Still on the station’s west side, squashed up against the tracks running north from the Odakyū department store, is Omoide Yokochō (思い出横丁), meaning “memories alley”. It’s also known as Shomben Yokochō (Piss Alley), a reference to the time when patrons of the area’s many cramped yakitori joints and bars had to relieve themselves in the street for lack of other facilities. Don’t be put off; there are toilets these days and the alley remains a cheap and atmospheric place to eat and drink. Enjoy it while you can, as there’s talk of redeveloping the area. A pedestrian tunnel at the southern end of the alley provides a short cut to the east side of Shinjuku Station.

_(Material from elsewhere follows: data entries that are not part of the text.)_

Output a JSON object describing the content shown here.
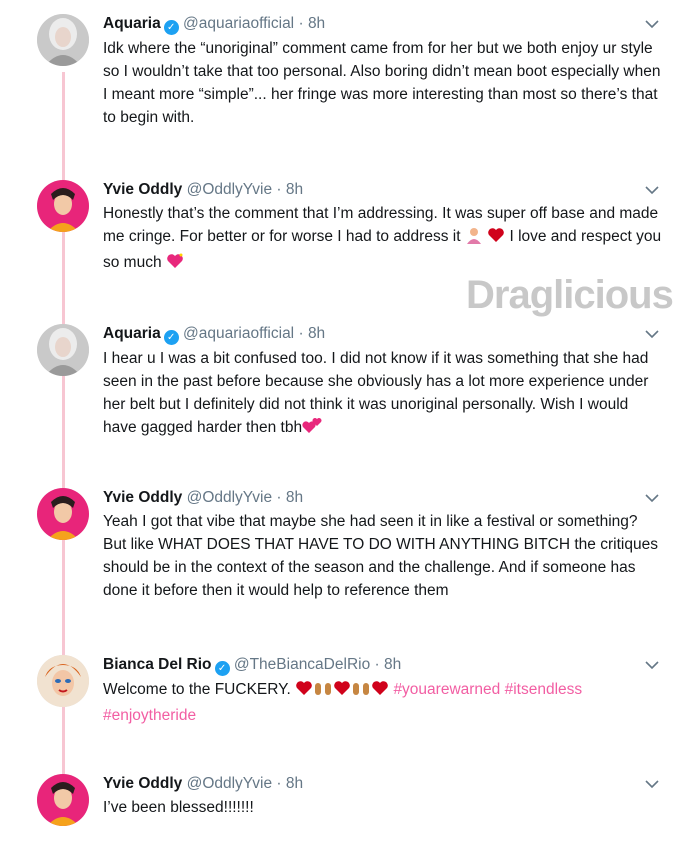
{
  "watermark": "Draglicious",
  "tweets": [
    {
      "name": "Aquaria",
      "verified": true,
      "handle": "@aquariaofficial",
      "time": "8h",
      "text": "Idk where the “unoriginal” comment came from for her but we both enjoy ur style so I wouldn’t take that too personal. Also boring didn’t mean boot especially when I meant more “simple”... her fringe was more interesting than most so there’s that to begin with."
    },
    {
      "name": "Yvie Oddly",
      "verified": false,
      "handle": "@OddlyYvie",
      "time": "8h",
      "text_a": "Honestly that’s the comment that I’m addressing. It was super off base and made me cringe. For better or for worse I had to address it",
      "text_b": "I love and respect you so much",
      "emojis": [
        "person-shrugging-emoji",
        "red-heart-emoji",
        "sparkling-heart-emoji"
      ]
    },
    {
      "name": "Aquaria",
      "verified": true,
      "handle": "@aquariaofficial",
      "time": "8h",
      "text": "I hear u I was a bit confused too. I did not know if it was something that she had seen in the past before because she obviously has a lot more experience under her belt but I definitely did not think it was unoriginal personally. Wish I would have gagged harder then tbh",
      "emojis": [
        "two-hearts-emoji"
      ]
    },
    {
      "name": "Yvie Oddly",
      "verified": false,
      "handle": "@OddlyYvie",
      "time": "8h",
      "text": "Yeah I got that vibe that maybe she had seen it in like a festival or something? But like WHAT DOES THAT HAVE TO DO WITH ANYTHING BITCH the critiques should be in the context of the season and the challenge. And if someone has done it before then it would help to reference them"
    },
    {
      "name": "Bianca Del Rio",
      "verified": true,
      "handle": "@TheBiancaDelRio",
      "time": "8h",
      "text": "Welcome to the FUCKERY.",
      "hashtags": [
        "#youarewarned",
        "#itsendless",
        "#enjoytheride"
      ],
      "emojis": [
        "red-heart-emoji",
        "raising-hands-emoji",
        "red-heart-emoji",
        "raising-hands-emoji",
        "red-heart-emoji"
      ]
    },
    {
      "name": "Yvie Oddly",
      "verified": false,
      "handle": "@OddlyYvie",
      "time": "8h",
      "text": "I’ve been blessed!!!!!!!"
    }
  ],
  "colors": {
    "thread_line": "#f7c6d2",
    "hashtag": "#f25ea3",
    "verified": "#1da1f2",
    "muted": "#657786"
  }
}
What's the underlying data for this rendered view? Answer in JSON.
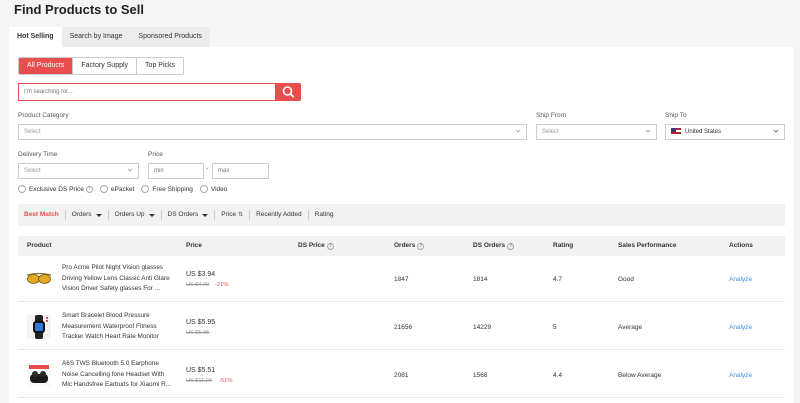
{
  "page": {
    "title": "Find Products to Sell"
  },
  "top_tabs": [
    "Hot Selling",
    "Search by Image",
    "Sponsored Products"
  ],
  "segments": [
    "All Products",
    "Factory Supply",
    "Top Picks"
  ],
  "search": {
    "placeholder": "I'm searching for..."
  },
  "filters": {
    "category": {
      "label": "Product Category",
      "value": "Select"
    },
    "ship_from": {
      "label": "Ship From",
      "value": "Select"
    },
    "ship_to": {
      "label": "Ship To",
      "value": "United States"
    },
    "delivery": {
      "label": "Delivery Time",
      "value": "Select"
    },
    "price": {
      "label": "Price",
      "min": "min",
      "max": "max",
      "separator": "-"
    }
  },
  "checkboxes": [
    "Exclusive DS Price",
    "ePacket",
    "Free Shipping",
    "Video"
  ],
  "sort": {
    "best_match": "Best Match",
    "orders": "Orders",
    "orders_up": "Orders Up",
    "ds_orders": "DS Orders",
    "price": "Price",
    "price_arrows": "⇅",
    "recently_added": "Recently Added",
    "rating": "Rating"
  },
  "table": {
    "headers": {
      "product": "Product",
      "price": "Price",
      "ds_price": "DS Price",
      "orders": "Orders",
      "ds_orders": "DS Orders",
      "rating": "Rating",
      "sales_performance": "Sales Performance",
      "actions": "Actions"
    },
    "rows": [
      {
        "name": "Pro Acme Pilot Night Vision glasses Driving Yellow Lens Classic Anti Glare Vision Driver Safety glasses For ...",
        "price": "US $3.94",
        "old_price": "US $4.99",
        "discount": "-21%",
        "orders": "1847",
        "ds_orders": "1814",
        "rating": "4.7",
        "performance": "Good",
        "action": "Analyze",
        "thumb_icon": "sunglasses-icon"
      },
      {
        "name": "Smart Bracelet Blood Pressure Measurement Waterproof Fitness Tracker Watch Heart Rate Monitor Pedom...",
        "price": "US $5.95",
        "old_price": "US $5.95",
        "discount": "",
        "orders": "21656",
        "ds_orders": "14229",
        "rating": "5",
        "performance": "Average",
        "action": "Analyze",
        "thumb_icon": "smartwatch-icon"
      },
      {
        "name": "A6S TWS Bluetooth 5.0 Earphone Noise Cancelling fone Headset With Mic Handsfree Earbuds for Xiaomi R...",
        "price": "US $5.51",
        "old_price": "US $11.26",
        "discount": "-51%",
        "orders": "2081",
        "ds_orders": "1568",
        "rating": "4.4",
        "performance": "Below Average",
        "action": "Analyze",
        "thumb_icon": "earbuds-icon"
      }
    ]
  },
  "colors": {
    "accent": "#e94e4e",
    "link": "#3b8fd6"
  }
}
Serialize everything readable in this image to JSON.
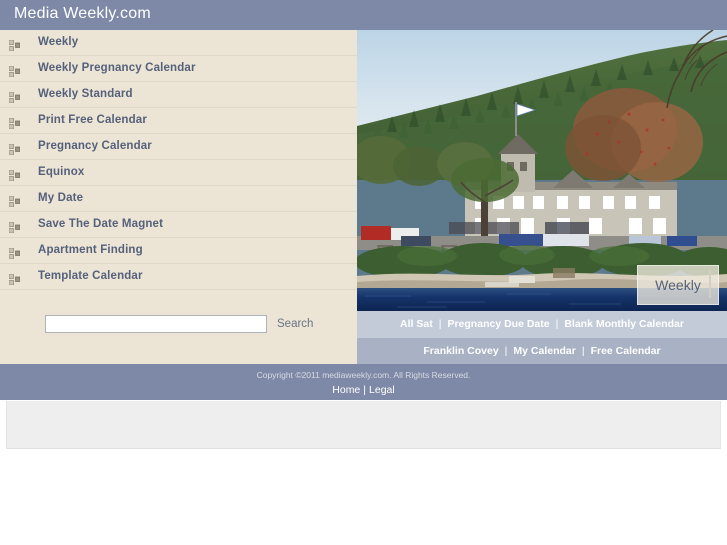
{
  "header": {
    "site_title": "Media Weekly.com"
  },
  "sidebar": {
    "items": [
      {
        "label": "Weekly",
        "icon": "list-bullet-icon"
      },
      {
        "label": "Weekly Pregnancy Calendar",
        "icon": "list-bullet-icon"
      },
      {
        "label": "Weekly Standard",
        "icon": "list-bullet-icon"
      },
      {
        "label": "Print Free Calendar",
        "icon": "list-bullet-icon"
      },
      {
        "label": "Pregnancy Calendar",
        "icon": "list-bullet-icon"
      },
      {
        "label": "Equinox",
        "icon": "list-bullet-icon"
      },
      {
        "label": "My Date",
        "icon": "list-bullet-icon"
      },
      {
        "label": "Save The Date Magnet",
        "icon": "list-bullet-icon"
      },
      {
        "label": "Apartment Finding",
        "icon": "list-bullet-icon"
      },
      {
        "label": "Template Calendar",
        "icon": "list-bullet-icon"
      }
    ]
  },
  "search": {
    "value": "",
    "placeholder": "",
    "button_label": "Search"
  },
  "hero": {
    "badge_label": "Weekly",
    "image_description": "Riverside stone hotel building with flagpole, wooded hillside and lake"
  },
  "footer": {
    "row1": [
      {
        "label": "All Sat"
      },
      {
        "label": "Pregnancy Due Date"
      },
      {
        "label": "Blank Monthly Calendar"
      }
    ],
    "row2": [
      {
        "label": "Franklin Covey"
      },
      {
        "label": "My Calendar"
      },
      {
        "label": "Free Calendar"
      }
    ],
    "separator": "|",
    "copyright": "Copyright ©2011 mediaweekly.com. All Rights Reserved.",
    "bottom_links": [
      {
        "label": "Home"
      },
      {
        "label": "Legal"
      }
    ],
    "bottom_separator": "|"
  },
  "colors": {
    "header_bg": "#7d89a6",
    "sidebar_bg": "#ece5d5",
    "nav_text": "#55607a",
    "footer_row1_bg": "#c3cbd9",
    "footer_row2_bg": "#a9b1c4",
    "copybar_bg": "#7d89a6",
    "page_bg": "#ffffff"
  }
}
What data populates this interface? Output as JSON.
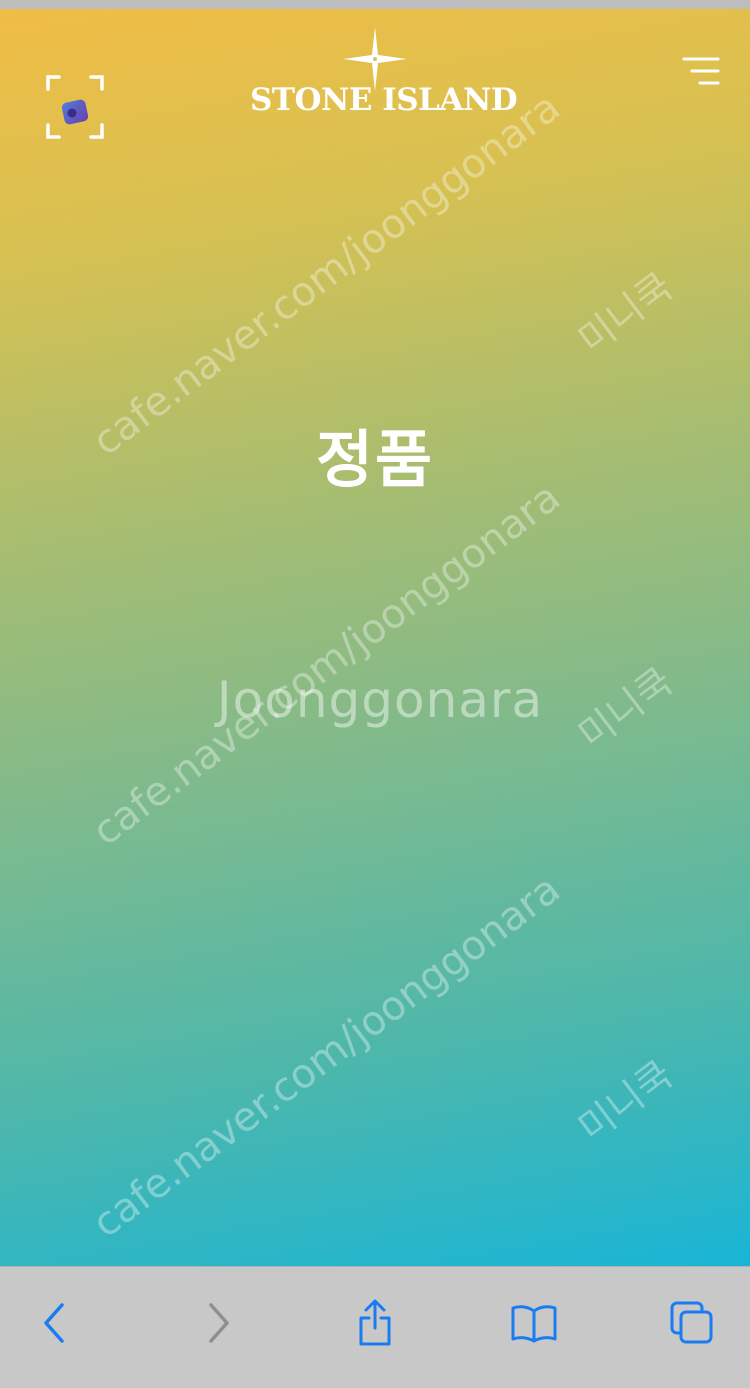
{
  "brand": {
    "logo_text": "STONE ISLAND"
  },
  "main": {
    "heading": "정품"
  },
  "watermarks": {
    "url_text": "cafe.naver.com/joonggonara",
    "korean_text": "미니쿡",
    "logo_text": "Joonggonara"
  },
  "toolbar": {
    "buttons": [
      {
        "name": "back",
        "icon": "chevron-left-icon",
        "enabled": true
      },
      {
        "name": "forward",
        "icon": "chevron-right-icon",
        "enabled": false
      },
      {
        "name": "share",
        "icon": "share-icon",
        "enabled": true
      },
      {
        "name": "bookmarks",
        "icon": "book-icon",
        "enabled": true
      },
      {
        "name": "tabs",
        "icon": "tabs-icon",
        "enabled": true
      }
    ]
  },
  "colors": {
    "gradient_top": "#f0bd45",
    "gradient_bottom": "#19b5d6",
    "toolbar_bg": "#c8c8c8",
    "accent": "#1b7cf2",
    "disabled": "#8e8e93"
  }
}
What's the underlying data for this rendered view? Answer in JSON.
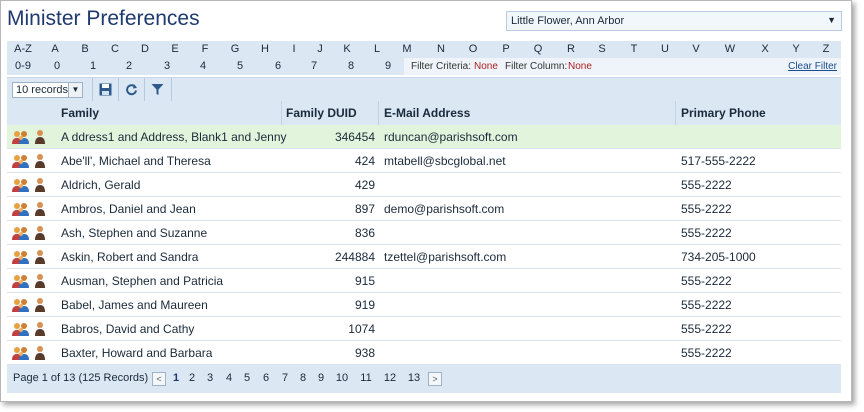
{
  "page": {
    "title": "Minister Preferences"
  },
  "parish_select": {
    "value": "Little Flower, Ann Arbor"
  },
  "alpha_filter": {
    "letters": [
      "A-Z",
      "A",
      "B",
      "C",
      "D",
      "E",
      "F",
      "G",
      "H",
      "I",
      "J",
      "K",
      "L",
      "M",
      "N",
      "O",
      "P",
      "Q",
      "R",
      "S",
      "T",
      "U",
      "V",
      "W",
      "X",
      "Y",
      "Z"
    ],
    "digits": [
      "0-9",
      "0",
      "1",
      "2",
      "3",
      "4",
      "5",
      "6",
      "7",
      "8",
      "9"
    ]
  },
  "filter": {
    "criteria_label": "Filter Criteria:",
    "criteria_value": "None",
    "column_label": "Filter Column:",
    "column_value": "None",
    "clear_label": "Clear Filter"
  },
  "toolbar": {
    "records_value": "10 records",
    "icons": [
      "save-icon",
      "refresh-icon",
      "filter-icon"
    ]
  },
  "table": {
    "columns": [
      "Family",
      "Family DUID",
      "E-Mail Address",
      "Primary Phone"
    ],
    "rows": [
      {
        "family": "A ddress1 and Address, Blank1 and Jenny",
        "duid": "346454",
        "email": "rduncan@parishsoft.com",
        "phone": ""
      },
      {
        "family": "Abe'll', Michael and Theresa",
        "duid": "424",
        "email": "mtabell@sbcglobal.net",
        "phone": "517-555-2222"
      },
      {
        "family": "Aldrich, Gerald",
        "duid": "429",
        "email": "",
        "phone": "555-2222"
      },
      {
        "family": "Ambros, Daniel and Jean",
        "duid": "897",
        "email": "demo@parishsoft.com",
        "phone": "555-2222"
      },
      {
        "family": "Ash, Stephen and Suzanne",
        "duid": "836",
        "email": "",
        "phone": "555-2222"
      },
      {
        "family": "Askin, Robert and Sandra",
        "duid": "244884",
        "email": "tzettel@parishsoft.com",
        "phone": "734-205-1000"
      },
      {
        "family": "Ausman, Stephen and Patricia",
        "duid": "915",
        "email": "",
        "phone": "555-2222"
      },
      {
        "family": "Babel, James and Maureen",
        "duid": "919",
        "email": "",
        "phone": "555-2222"
      },
      {
        "family": "Babros, David and Cathy",
        "duid": "1074",
        "email": "",
        "phone": "555-2222"
      },
      {
        "family": "Baxter, Howard and Barbara",
        "duid": "938",
        "email": "",
        "phone": "555-2222"
      }
    ],
    "selected_row": 0
  },
  "pager": {
    "info": "Page 1 of 13 (125 Records)",
    "pages": [
      "1",
      "2",
      "3",
      "4",
      "5",
      "6",
      "7",
      "8",
      "9",
      "10",
      "11",
      "12",
      "13"
    ],
    "current": "1"
  }
}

Golden Gai renaissance
Intellectuals and artists have rubbed shoulders with Kabukichō’s demimonde since just after World War II in the tiny bars of Golden Gai (ゴールデン街). For decades, this hugely atmospheric warren of around 150 drinking dens has teetered on the brink of oblivion, the cinderblock buildings under threat from both property developers and from their own shoddy construction.
Recently, though, Golden Gai seems to be undergoing a mini-renaissance as a new generation of bar masters and mistresses takes over some of the shoebox establishments. Most bars continue to welcome regulars only (and charge exorbitant prices to anyone else), but with several places now posting their table and drink charges outside the door, gaijin visitors don’t need to risk being fleeced rotten.
Champion, at Golden Gai’s main entrance off Shiki-no-michi, has no cover charge and all drinks are a bargain ¥500. The catch? You have to endure tone-deaf patrons crooning karaoke for ¥100 a song. Punk rockers will get more of a kick from Hair of the Dogs (¥800 cover charge), marked by a Sex Pistols poster on the door and a thudding soundtrack of rebellious music inside. Another possibility is Albatross G (cover charge ¥300), a dark and slightly sleazy sister bar to the arty Albatross in Omoide Okochō.